Explosive evolution in tropical lakes

Chris Martin, a fourth-year graduate student at UC Davis, waded into a lake in 100-degree weather. Though the water was only two feet deep, he had to wear a full-body wet suit to avoid the pain of stinging algae.

Chris Martin, a fourth-year graduate student at UC Davis, waded into a lake in 100-degree weather. Though the water was only two feet deep, he had to wear a full-body wet suit to avoid the pain of stinging algae.

All of this trouble in order to collect tiny pupfish.

Two groups of small fish have been found to exhibit the fastest rates of evolution known in any organism, according to a new UC Davis study.

One group of the rapidly-evolving pupfish is from a Caribbean island and the other group is from the Yucatan peninsula of Mexico. There are about 50 species of pupfish in the world and they are found in many varying environments. Most of these groups of pupfish are fairly similar in appearance and behavior.

However, in Lake Chichancanab in Mexico and the inland salt lakes of San Salvador in the Caribbean, pupfish have undergone extraordinary evolutionary change.

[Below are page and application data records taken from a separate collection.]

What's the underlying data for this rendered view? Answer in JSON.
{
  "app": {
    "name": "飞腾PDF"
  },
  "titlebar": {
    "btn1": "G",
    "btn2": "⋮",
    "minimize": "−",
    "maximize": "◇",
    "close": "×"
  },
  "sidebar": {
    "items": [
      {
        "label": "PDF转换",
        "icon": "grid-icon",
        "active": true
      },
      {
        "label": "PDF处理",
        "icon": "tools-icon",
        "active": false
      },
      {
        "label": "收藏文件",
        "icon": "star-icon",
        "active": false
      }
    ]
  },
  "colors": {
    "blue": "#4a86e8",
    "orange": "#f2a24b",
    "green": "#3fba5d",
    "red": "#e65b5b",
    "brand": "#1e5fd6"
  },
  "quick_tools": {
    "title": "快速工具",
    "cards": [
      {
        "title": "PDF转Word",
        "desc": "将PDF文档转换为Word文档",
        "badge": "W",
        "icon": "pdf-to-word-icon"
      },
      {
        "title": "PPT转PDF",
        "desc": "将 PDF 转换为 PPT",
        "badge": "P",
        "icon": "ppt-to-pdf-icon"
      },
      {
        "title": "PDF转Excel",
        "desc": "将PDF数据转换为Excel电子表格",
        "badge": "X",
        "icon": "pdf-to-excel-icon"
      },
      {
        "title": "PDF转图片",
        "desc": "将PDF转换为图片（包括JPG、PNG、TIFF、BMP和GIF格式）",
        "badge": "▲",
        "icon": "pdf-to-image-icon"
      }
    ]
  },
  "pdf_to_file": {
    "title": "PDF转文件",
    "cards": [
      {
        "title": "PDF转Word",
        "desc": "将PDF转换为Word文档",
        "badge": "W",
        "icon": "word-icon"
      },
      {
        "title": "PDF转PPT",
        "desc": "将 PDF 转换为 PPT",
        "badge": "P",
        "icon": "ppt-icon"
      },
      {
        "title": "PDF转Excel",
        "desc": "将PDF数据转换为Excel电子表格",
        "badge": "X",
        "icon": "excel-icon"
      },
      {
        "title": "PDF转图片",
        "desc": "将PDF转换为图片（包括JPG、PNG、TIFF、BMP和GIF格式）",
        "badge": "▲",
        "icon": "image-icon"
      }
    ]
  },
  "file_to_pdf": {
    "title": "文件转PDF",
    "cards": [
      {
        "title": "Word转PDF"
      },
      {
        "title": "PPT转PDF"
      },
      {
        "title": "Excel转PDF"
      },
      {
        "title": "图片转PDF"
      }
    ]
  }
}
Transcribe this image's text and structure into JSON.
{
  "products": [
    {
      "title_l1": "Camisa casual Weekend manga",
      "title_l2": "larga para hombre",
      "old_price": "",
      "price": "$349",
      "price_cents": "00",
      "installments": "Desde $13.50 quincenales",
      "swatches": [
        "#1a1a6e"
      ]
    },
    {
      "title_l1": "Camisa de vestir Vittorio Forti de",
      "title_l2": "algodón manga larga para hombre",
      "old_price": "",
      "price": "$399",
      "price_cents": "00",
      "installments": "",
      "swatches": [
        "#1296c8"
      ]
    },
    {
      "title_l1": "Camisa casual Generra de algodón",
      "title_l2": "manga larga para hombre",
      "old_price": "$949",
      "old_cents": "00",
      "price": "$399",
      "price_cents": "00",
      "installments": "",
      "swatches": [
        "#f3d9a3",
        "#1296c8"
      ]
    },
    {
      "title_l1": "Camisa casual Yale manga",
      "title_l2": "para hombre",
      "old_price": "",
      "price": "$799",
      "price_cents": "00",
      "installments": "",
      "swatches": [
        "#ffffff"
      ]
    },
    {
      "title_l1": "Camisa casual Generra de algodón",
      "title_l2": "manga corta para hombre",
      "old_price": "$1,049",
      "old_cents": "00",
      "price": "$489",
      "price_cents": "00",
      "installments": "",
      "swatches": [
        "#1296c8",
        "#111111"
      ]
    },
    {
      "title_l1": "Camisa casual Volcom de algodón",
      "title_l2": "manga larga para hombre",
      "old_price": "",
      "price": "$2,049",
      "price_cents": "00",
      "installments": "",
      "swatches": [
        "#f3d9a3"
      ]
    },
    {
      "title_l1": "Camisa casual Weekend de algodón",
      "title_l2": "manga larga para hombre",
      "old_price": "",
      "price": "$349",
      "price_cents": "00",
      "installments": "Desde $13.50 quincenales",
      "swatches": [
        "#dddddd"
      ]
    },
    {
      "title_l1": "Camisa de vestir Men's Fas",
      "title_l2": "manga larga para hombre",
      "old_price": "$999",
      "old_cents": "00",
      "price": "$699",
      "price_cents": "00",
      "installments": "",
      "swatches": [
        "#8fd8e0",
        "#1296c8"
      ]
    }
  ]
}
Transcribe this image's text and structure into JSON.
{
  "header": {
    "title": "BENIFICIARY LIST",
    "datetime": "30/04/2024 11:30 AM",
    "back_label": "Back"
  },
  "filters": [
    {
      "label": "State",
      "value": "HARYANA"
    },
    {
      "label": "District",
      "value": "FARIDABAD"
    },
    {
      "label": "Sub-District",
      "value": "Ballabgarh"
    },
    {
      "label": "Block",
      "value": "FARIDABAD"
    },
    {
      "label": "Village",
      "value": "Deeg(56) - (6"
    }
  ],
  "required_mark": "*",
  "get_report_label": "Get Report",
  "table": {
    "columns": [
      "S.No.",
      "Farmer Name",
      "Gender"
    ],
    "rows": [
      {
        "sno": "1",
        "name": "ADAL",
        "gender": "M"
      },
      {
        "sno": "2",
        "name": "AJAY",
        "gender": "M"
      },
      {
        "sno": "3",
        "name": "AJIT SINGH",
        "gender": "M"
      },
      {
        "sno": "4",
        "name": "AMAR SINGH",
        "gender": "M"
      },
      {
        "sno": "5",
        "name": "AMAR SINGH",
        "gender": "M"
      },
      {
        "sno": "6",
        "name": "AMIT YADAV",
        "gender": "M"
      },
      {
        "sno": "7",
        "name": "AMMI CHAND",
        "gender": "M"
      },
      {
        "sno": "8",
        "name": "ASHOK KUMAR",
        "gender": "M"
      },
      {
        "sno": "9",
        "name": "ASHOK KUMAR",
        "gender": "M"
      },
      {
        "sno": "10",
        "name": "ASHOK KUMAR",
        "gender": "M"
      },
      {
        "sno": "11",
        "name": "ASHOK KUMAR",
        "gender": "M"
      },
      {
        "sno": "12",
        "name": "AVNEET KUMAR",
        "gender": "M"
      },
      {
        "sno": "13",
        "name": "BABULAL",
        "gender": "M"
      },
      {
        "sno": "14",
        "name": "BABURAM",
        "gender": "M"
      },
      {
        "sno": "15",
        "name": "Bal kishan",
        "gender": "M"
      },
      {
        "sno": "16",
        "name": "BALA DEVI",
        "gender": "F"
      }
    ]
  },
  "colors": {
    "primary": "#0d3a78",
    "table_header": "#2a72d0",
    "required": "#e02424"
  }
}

Martin studied adaptive radiation of pupfish for his dissertation research. Adaptive radiation occurs when a species undergoes rapid evolution, resulting in great diversity within the species. If divergence continues it could result in a splitting of the lineage to make different species. Charles Darwin studied adaptive radiation in his famous study of the diversity of the finches on Galapagos Island.

“When I learned there were two places showing adaptive radiation [in pupfish], I wanted to study how it happened,” Martin said.

Most pupfish, no matter where they live, are ecological generalists: they eat algae, decaying vegetation and, occasionally, insects. Pupfish species can be distinguished by subtle differences in coloration or fin shape, but their anatomy is very similar, especially in jaw shape.

Since having so many pupfish species occupying the same niche would overwhelm a habitat, each habitat is only home to a single pupfish species.

This is not the case in Lake Chichancanab or the lakes of the island of San Salvador.

“You have a situation where in a single lake, a single species that got into the lake rapidly evolved to be morphologically different,” said Peter Wainwright, a professor in the department of evolution and ecology and head of the lab in which Martin did his research.

The island of San Salvador in the Bahamas is only 11 miles long, but the pupfish have evolved two distinct groups that each have unusual features; one feeds entirely upon the scales of other pupfish, while the other has a thick jaw for eating snails. The second group has also evolved a nose, an unusual feature for a fish.

Scale-eating has evolved independently in many different kinds of fish, but this particular species in San Salvador is the only pupfish known to eat scales. Martin described the scale-eater as a “pup-tiger” in how it stalks its prey before striking.

The other pupfish in San Salvador have a protrusion above their shortened jaw that looks like an upper lip, but is in fact a fish version of a nose. At this point, Martin is uncertain why this particular group has nasal tissue, but he is currently exploring hypotheses such as that the nose aids the fish in identifying females.

In Lake Chichancanab, pupfish took a different evolutionary pathway. The species of pupfish that occupy this lake are very different in size and diet. One species is the largest known pupfish species and is the only pupfish to eat other fish, while another species is the second smallest pupfish and feeds on plankton.

The fact that these fish evolved different specialties wasn’t as extraordinary to the researchers as the speed of the change.

“Something in the lake is causing very rapid divergence much more quickly than we would have expected,” Wainwright said.

According to their research, it wasn’t just lake conditions that caused the rapid diversification of the pupfish.

The lakes in San Salvador and Mexico are also home to mosquito fish. Martin also studied these fish and how they were hardly evolving at all.

“They [mosquito fish] don’t do anything special, even though they got there at about the same time,” said Martin. “The easy explanation is that the pupfish got there a bit first.”

Martin wonders if there’s something different about pupfish that causes them to become specialists.

The reasons for the rapid evolution of pupfish is still an outstanding question; Wainwright and Martin still want to find out what conditions led to such quick divergence and whether it was a single original species that got into the lake as opposed to multiple invasions by different species.

AMY STEWART can be reached at science@theaggie.org.